The Government has responded to a consultation paper published by the European Commission on copyright reform. That consultation asks whether the European Union's Copyright Directive should be amended to introduce exemptions for 'user-created content'. User-created content can include individuals' use of professionally-produced music, film, video or images for a new or different purpose to the original.
The Government rejected proposed changes that would exempt such users of copyrighted material from restrictions in copyright law.
"The suggestion for an exemption for user-created content seems to create a distinction between those who use and those who create works, which in many cases is not justified," said the Government's response to the Commission's consultation.
"Another significant concern is the extent to which such an exemption might allow others to use the works in a way that the existing rights holders do not approve of and the impact that exemptions in this area might have on remuneration," it said.
The Government suggested that legislators focus more on improving licensing of material by copyright owners to allow other people to make works using parts of their content. It said that companies had already found some success in negotiating such agreements themselves.

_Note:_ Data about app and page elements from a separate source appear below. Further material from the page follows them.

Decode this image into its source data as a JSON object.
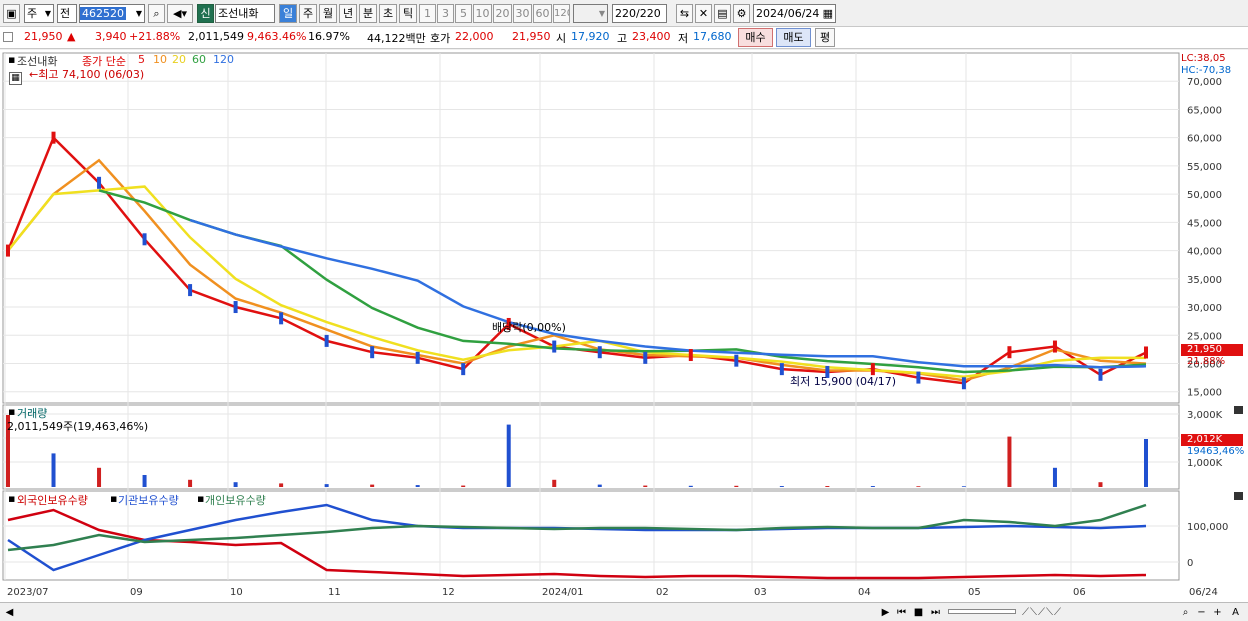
{
  "toolbar": {
    "market": "주",
    "period_type": "전",
    "code": "462520",
    "name_badge": "신",
    "stock_name": "조선내화",
    "periods": [
      "일",
      "주",
      "월",
      "년",
      "분",
      "초",
      "틱"
    ],
    "minutes": [
      "1",
      "3",
      "5",
      "10",
      "20",
      "30",
      "60",
      "120"
    ],
    "count": "220/220",
    "date": "2024/06/24"
  },
  "status": {
    "price": "21,950",
    "change_arrow": "▲",
    "change": "3,940",
    "change_pct": "+21.88%",
    "volume": "2,011,549",
    "volume_pct": "9,463.46%",
    "turnover": "16.97%",
    "amount": "44,122백만",
    "bid_label": "호가",
    "ask": "22,000",
    "bid": "21,950",
    "open_label": "시",
    "open": "17,920",
    "high_label": "고",
    "high": "23,400",
    "low_label": "저",
    "low": "17,680",
    "buy_label": "매수",
    "sell_label": "매도",
    "eval_label": "평"
  },
  "chart": {
    "legend_name": "조선내화",
    "legend_ma_label": "종가 단순",
    "ma_periods": [
      "5",
      "10",
      "20",
      "60",
      "120"
    ],
    "ma_colors": [
      "#e01010",
      "#f09020",
      "#f0e020",
      "#30a040",
      "#3070e0"
    ],
    "max_annotation": "←최고 74,100 (06/03)",
    "min_annotation": "최저 15,900 (04/17)",
    "dividend_annotation": "배당락(0,00%)",
    "lc": "LC:38,05",
    "hc": "HC:-70,38",
    "price_ticks": [
      "70,000",
      "65,000",
      "60,000",
      "55,000",
      "50,000",
      "45,000",
      "40,000",
      "35,000",
      "30,000",
      "25,000",
      "20,000",
      "15,000"
    ],
    "current_price_tag": "21,950",
    "current_pct_tag": "21.88%",
    "volume_title": "거래량",
    "volume_info": "2,011,549주(19,463,46%)",
    "volume_ticks": [
      "3,000K",
      "2,000K",
      "1,000K"
    ],
    "volume_tag": "2,012K",
    "volume_pct_tag": "19463,46%",
    "holdings_legend": [
      "외국인보유수량",
      "기관보유수량",
      "개인보유수량"
    ],
    "holdings_ticks": [
      "100,000",
      "0"
    ],
    "x_ticks": [
      "2023/07",
      "09",
      "10",
      "11",
      "12",
      "2024/01",
      "02",
      "03",
      "04",
      "05",
      "06",
      "06/24"
    ]
  },
  "chart_data": {
    "type": "line",
    "title": "조선내화",
    "ylim": [
      13000,
      75000
    ],
    "series": [
      {
        "name": "종가",
        "x": [
          "2023/07",
          "2023/07",
          "2023/07",
          "2023/08",
          "2023/08",
          "2023/09",
          "2023/09",
          "2023/10",
          "2023/10",
          "2023/11",
          "2023/11",
          "2023/11",
          "2023/12",
          "2023/12",
          "2024/01",
          "2024/01",
          "2024/02",
          "2024/02",
          "2024/03",
          "2024/03",
          "2024/04",
          "2024/04",
          "2024/05",
          "2024/05",
          "2024/06",
          "2024/06/24"
        ],
        "values": [
          40000,
          60000,
          52000,
          42000,
          33000,
          30000,
          28000,
          24000,
          22000,
          21000,
          19000,
          27000,
          23000,
          22000,
          21000,
          21500,
          20500,
          19000,
          18500,
          19000,
          17500,
          16500,
          22000,
          23000,
          18000,
          21950
        ]
      }
    ],
    "annotations": {
      "max": "74,100 (06/03)",
      "min": "15,900 (04/17)"
    }
  }
}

"In addition to the 'Creative Commons' licence we have seen the 2007 agreement between [music licensing body] the MCPS-PRS Alliance and YouTube which enables YouTube users to include certain musical works in their video clips under a licence given to YouTube," said the Government. "In considering any possible exemptions in this area it is important to consider carefully the potential impact on existing rights holders, in terms of both commercial and non-commercial [user-generated content]," it said.
The Commission's consultation is designed to help it review the EU's Copyright Directive and it focused particularly on when people should be exempt from copyright laws.
The consultation asked whether some of the exemptions which countries are allowed to include in their own copyright laws be mandatory. The Government said that not enough work and research had been done to ascertain whether or not that was wise.
The Government had the same view in relation to exemptions for libraries and for schools, though it did say that there were bodies which were worried that a clarification of educational exemptions to copyright law could lead to a widening of those exemptions.
The Government said that any plans to make it compulsory to provide material in specific formats for disabled users should be resisted.
"We do not believe that stipulating formats in law will be helpful," said the Government's response. "Keeping legislation up to date with changes in technology is likely to be extremely difficult, and locking particular technologies into a legal framework could hamper efforts to deliver improvements."
The Government did back the creation of one new exemption, though. The EU's Database Directive does not have an exemption for people with disabilities in the way that the Copyright Directive and copyright laws have. The Commission asked whether a new exemption in that Directive should be created. The Government said it should.
"Subject to evaluation of the impact of making such an amendment, it would seem appropriate to ensure that the same conditions apply to an exception including databases as apply to the current exemption dealing with other works," it said.